Glutamates come from glutamine, the second most abundant amino acid in bone broth according to Kim Schuette’s lab test.
And though glutamine has tons of health benefits the last bullet point on the slide above is where problems can occur.
One of glutamine’s many roles in the body is to convert to two neurotransmitters essential for good mental health – glutamate and GABA. These play balancing but opposite effects on brain chemistry.
In particular, glutamate is stimulating and GABA is calming. In a healthy person, the two are kept in a delicate but balanced ratio.
Problems can develop when there’s excessive glutamate in the brain which can lead to the following symptoms.
This can be exacerbated by a diet high in both synthetic and naturally occurring glutamates.
The primary culprit is, of course, monosodium glutamate (MSG), a synthetic form of glutamate and an excitotoxin that is known to overly stimulate nerve cells and cause neurological issues, among other health problems.
But synthetic glutamates exist in myriad forms in hundreds of processed foods beyond just MSG such as yeast extract, hydrolyzed protein, natural flavors, and other types of flavorings. These chemicals all give processed foods a meaty taste. They are prevalent in all commercial canned broths and soups including most organic ones too.
Unfortunately, glutamates exist naturally in healthy foods too. Though not as concentrated as in processed foods and not problematic in a healthy person, those who are sensitive need to avoid even healthy sources.
And unfortunately, that includes a long-cooked bone broth.
After I gave my presentation, someone came up to me and said, “You know I’ve never understood why after I drank bone broth I’d get migraines. I think I understand now.”
As a Nutritional Therapist, I’ve seen this in many clients as well.
Luckily, the solution is simple. It doesn’t mean all bone broth is bad for you. It just means you need to reduce the simmer time and consume shorter cooked bone broths. It may not be as nutrient-dense but its easily digestible, gut soothing qualities still remain.
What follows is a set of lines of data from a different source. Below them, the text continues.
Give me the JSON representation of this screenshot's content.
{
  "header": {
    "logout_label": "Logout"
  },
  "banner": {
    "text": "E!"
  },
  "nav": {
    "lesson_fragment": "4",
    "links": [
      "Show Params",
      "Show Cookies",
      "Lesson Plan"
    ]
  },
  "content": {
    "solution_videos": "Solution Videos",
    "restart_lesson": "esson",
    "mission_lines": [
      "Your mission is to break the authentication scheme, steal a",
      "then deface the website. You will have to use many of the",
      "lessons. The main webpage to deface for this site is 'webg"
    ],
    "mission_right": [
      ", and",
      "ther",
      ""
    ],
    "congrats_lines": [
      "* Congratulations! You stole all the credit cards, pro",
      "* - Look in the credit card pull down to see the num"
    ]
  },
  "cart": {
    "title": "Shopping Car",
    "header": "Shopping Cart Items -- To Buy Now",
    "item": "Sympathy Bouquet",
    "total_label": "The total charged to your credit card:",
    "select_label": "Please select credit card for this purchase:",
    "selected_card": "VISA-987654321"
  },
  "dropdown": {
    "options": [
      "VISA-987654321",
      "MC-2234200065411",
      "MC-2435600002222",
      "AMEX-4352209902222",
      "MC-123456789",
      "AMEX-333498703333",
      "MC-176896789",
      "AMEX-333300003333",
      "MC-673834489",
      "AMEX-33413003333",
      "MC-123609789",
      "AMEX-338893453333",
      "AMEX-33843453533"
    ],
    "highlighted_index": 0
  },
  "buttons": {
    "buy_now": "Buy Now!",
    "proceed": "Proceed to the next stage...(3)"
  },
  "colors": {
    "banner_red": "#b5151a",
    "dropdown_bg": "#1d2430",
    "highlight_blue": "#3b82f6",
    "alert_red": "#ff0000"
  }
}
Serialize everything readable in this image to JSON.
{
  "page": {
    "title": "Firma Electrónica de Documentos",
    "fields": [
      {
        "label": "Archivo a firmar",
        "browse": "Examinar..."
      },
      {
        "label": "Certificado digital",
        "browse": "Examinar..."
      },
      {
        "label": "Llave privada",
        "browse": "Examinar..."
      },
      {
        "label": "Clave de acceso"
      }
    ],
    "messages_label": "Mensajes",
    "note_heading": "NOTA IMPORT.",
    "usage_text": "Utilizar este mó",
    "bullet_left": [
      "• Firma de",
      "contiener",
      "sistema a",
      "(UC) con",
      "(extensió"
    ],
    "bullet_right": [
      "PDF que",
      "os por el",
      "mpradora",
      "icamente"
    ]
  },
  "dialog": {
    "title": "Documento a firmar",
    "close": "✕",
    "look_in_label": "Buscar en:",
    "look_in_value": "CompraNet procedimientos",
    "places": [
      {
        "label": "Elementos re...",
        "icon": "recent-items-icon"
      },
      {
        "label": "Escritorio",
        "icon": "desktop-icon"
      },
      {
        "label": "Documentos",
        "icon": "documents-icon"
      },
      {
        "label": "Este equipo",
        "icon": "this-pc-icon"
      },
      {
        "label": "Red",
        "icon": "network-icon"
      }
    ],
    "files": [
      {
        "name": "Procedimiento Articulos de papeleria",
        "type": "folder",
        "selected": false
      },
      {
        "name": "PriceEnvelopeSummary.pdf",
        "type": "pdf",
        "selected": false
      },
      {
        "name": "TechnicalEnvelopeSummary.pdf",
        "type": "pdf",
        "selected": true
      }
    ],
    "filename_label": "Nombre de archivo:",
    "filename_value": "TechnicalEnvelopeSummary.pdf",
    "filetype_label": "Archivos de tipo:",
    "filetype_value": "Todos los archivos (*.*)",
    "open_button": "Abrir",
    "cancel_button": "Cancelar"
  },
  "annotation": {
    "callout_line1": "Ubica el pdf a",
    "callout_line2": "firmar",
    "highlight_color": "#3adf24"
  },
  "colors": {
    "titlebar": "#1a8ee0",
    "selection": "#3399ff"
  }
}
For chicken broth, a good simmer time is 1 to 3 hours. For beef, lamb, and bison, shoot for 2 to 4 hours. And for fish broth, well, you should never simmer fish broth for longer than an hour anyway, so fish broth is never a problem!
When you do this in conjunction with eliminating processed foods and incorporating a good gut-healing protocol, over time you should be able to tolerate longer cooked bone broths (and other natural sources of glutamates).
Craig Fear is the creator of Fearless Eating and the author of three books, The 30-Day Heartburn Solution, Fearless Broths and Soups and The Thai Soup Secret. After years helping clients with digestive issues, Craig decided to pursue writing full-time. He intends to write many more books on broths and soups from around the world! Click here to learn more about Craig.